NCJ Number
250705
Date Published
Author(s)
Gerald M. LaPorte
Agencies
NIJ
Publication Type
Research (Applied/Empirical), Report (Study/Research), Issue Overview, Instructional Material
Annotation
This study examined publicly available data on erroneous convictions, with a focus on those cases that cite forensic science evidence as a contributor to the wrongful conviction, so as to identify what can be learned from these cases to improve the reliability of forensic evidence, the interpretation of results, and subsequent erroneous testimony.
Abstract

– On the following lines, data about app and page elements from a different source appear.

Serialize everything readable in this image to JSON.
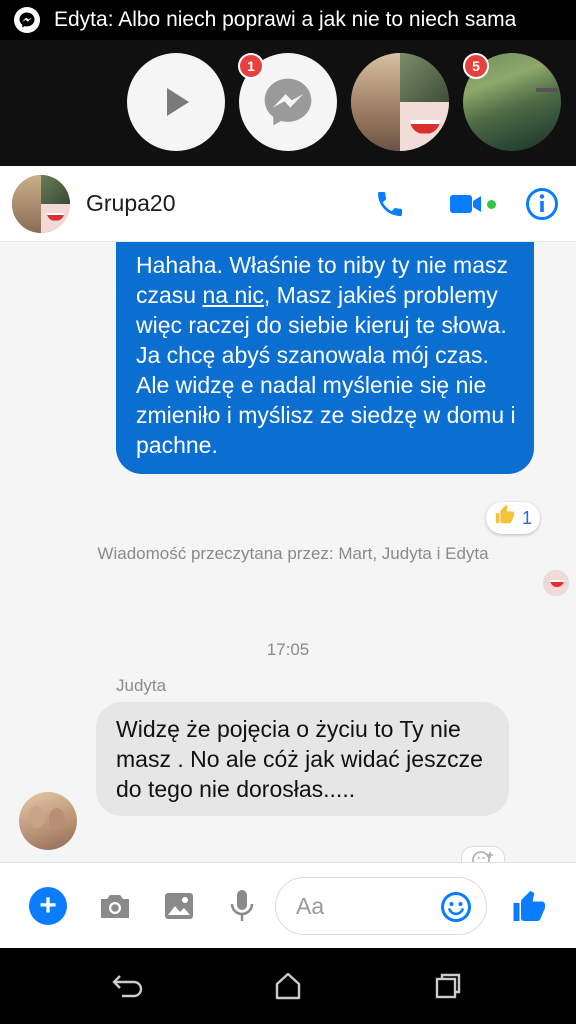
{
  "notification": {
    "icon": "messenger-icon",
    "text": "Edyta: Albo niech poprawi a jak nie to niech sama"
  },
  "chat_heads": {
    "messenger_badge": "1",
    "lake_badge": "5"
  },
  "header": {
    "title": "Grupa20",
    "call_icon": "phone-icon",
    "video_icon": "video-camera-icon",
    "info_icon": "info-icon"
  },
  "messages": {
    "outgoing": {
      "part1": "Hahaha. Właśnie to niby ty nie masz czasu ",
      "underlined": "na nic",
      "part2": ", Masz jakieś problemy więc raczej do siebie kieruj te słowa. Ja chcę abyś szanowala mój czas. Ale widzę e nadal myślenie się nie zmieniło i myślisz ze siedzę w domu i pachne.",
      "reaction_count": "1"
    },
    "seen_by": "Wiadomość przeczytana przez: Mart, Judyta i Edyta",
    "timestamp": "17:05",
    "incoming": {
      "sender": "Judyta",
      "text": "Widzę że pojęcia o życiu to Ty nie masz . No ale cóż jak widać jeszcze do tego nie dorosłas....."
    }
  },
  "composer": {
    "placeholder": "Aa"
  },
  "colors": {
    "accent": "#0a7cff",
    "outgoing_bubble": "#0a6fd1",
    "incoming_bubble": "#e6e6e6",
    "badge": "#e8403d",
    "online": "#31c44a"
  }
}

The author cautions that the determination of whether forensic science testimony was a contributing factor in an erroneous conviction involves a degree of subjectivity. This is because the majority of erroneous convictions involve complex investigations, multiple contributing factors, complicated juror decisions, and mistakes due to policies and practices that have since changed. Also, examiners of these cases do not have all of the details or full transcripts from the evidence and testimony presented at trial. In addition, forensic methods most often associated with wrongful convictions through the 1990s have become more exacting with the evolution of DNA analysis. Five lessons are drawn from this study. First, forensic laboratories and scientists must make every effort to prevent forensic misconduct. Second, forensic scientists must avoid ambiguous terminology in their reports and testimony. Third, forensic scientists must convey impartial and objective conclusions based on accurate and reliable techniques. Fourth, when errors do occur, it is critical to focus on the underlying problems that contributed to the error and prevent its recurrence. Fifth, forensic testimony must not go beyond the limits of established scientific knowledge.
Date Created: August 26, 2019